**TASK TO CARRY OUT**
Work out how many lines in the entries below contain the string "name". Reply with that figure alone.

Segment Open

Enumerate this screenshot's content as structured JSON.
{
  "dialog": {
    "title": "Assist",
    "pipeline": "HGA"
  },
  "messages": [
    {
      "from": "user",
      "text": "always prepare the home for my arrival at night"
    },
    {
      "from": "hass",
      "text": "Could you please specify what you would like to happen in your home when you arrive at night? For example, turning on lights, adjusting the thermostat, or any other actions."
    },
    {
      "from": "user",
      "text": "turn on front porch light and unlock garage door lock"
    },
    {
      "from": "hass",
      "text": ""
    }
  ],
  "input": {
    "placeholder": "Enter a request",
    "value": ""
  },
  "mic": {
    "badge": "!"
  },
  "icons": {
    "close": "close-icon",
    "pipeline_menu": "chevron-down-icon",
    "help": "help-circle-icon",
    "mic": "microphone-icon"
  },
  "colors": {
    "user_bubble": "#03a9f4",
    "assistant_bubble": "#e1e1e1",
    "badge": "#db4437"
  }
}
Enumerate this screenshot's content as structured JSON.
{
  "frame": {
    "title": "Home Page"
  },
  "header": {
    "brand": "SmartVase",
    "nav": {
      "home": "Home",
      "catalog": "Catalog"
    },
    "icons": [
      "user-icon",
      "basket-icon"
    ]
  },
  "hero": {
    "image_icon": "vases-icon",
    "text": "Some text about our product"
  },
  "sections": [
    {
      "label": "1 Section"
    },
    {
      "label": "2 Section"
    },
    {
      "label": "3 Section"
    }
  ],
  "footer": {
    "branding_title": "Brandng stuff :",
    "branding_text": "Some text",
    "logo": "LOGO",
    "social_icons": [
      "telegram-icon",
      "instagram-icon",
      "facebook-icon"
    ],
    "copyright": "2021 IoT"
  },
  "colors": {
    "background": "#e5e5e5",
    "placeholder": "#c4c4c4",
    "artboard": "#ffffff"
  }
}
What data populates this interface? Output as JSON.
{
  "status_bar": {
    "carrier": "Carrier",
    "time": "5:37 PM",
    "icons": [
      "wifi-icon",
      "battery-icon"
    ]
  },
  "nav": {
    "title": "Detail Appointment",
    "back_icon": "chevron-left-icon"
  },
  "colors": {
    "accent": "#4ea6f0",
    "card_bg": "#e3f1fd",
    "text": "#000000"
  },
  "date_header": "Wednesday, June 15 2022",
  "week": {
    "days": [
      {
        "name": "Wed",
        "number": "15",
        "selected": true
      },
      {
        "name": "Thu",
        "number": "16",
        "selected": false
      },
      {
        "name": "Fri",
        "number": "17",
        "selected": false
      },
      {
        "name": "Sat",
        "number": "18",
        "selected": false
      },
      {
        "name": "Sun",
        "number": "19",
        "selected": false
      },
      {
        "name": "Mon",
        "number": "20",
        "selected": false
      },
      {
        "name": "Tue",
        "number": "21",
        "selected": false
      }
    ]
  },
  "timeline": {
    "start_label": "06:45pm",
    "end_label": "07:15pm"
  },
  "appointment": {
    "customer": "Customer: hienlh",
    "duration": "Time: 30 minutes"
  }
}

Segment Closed

**EXPECTED OUTPUT**
7